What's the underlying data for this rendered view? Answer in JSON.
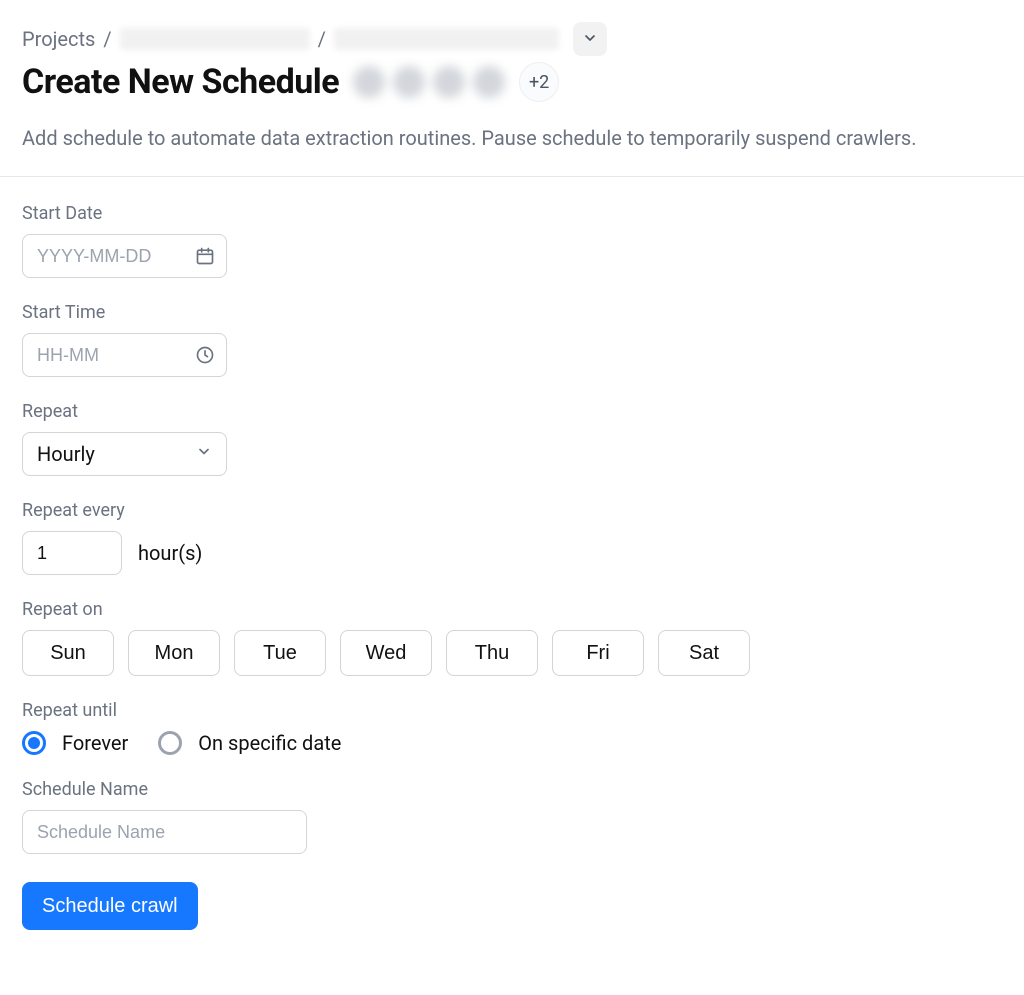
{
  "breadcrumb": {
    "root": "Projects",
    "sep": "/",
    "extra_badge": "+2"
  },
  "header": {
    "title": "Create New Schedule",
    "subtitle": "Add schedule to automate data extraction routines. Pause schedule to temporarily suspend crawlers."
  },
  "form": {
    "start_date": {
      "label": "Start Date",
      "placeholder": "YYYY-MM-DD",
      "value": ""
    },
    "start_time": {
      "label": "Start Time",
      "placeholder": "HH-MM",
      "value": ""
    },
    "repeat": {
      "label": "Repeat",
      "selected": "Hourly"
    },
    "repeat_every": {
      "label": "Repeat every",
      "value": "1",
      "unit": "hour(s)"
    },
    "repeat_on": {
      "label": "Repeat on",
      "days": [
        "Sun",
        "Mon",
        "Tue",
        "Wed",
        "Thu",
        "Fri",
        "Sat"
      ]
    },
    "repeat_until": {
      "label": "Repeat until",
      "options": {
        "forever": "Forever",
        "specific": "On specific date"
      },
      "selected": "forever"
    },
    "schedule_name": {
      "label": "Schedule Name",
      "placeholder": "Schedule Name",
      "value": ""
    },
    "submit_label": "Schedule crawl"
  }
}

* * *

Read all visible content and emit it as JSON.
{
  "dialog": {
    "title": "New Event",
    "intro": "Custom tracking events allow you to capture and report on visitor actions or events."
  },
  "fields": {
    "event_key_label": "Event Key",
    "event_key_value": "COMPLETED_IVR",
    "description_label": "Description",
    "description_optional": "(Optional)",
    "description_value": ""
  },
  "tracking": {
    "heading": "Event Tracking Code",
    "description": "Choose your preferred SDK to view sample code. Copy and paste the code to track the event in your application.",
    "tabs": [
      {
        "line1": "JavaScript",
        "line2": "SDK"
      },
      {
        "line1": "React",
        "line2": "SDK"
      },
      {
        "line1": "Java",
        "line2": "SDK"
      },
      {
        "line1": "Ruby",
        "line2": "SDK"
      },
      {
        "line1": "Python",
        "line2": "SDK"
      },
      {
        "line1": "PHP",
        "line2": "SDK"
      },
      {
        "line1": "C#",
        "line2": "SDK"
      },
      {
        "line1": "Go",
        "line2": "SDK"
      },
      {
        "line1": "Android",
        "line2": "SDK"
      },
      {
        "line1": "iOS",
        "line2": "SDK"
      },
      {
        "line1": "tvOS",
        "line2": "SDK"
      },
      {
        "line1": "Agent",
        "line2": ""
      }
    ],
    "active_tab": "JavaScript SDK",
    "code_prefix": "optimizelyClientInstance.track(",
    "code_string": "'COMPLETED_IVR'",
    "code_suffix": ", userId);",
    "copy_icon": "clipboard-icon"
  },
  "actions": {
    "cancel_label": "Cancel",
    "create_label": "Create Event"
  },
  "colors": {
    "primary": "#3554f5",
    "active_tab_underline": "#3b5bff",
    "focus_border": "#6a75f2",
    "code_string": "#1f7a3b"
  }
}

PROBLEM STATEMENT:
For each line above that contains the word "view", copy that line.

REPLY TO THE TASK:
What's the underlying data for this rendered view? Answer in JSON.
    "description": "Choose your preferred SDK to view sample code. Copy and paste the code to track the event in your application.",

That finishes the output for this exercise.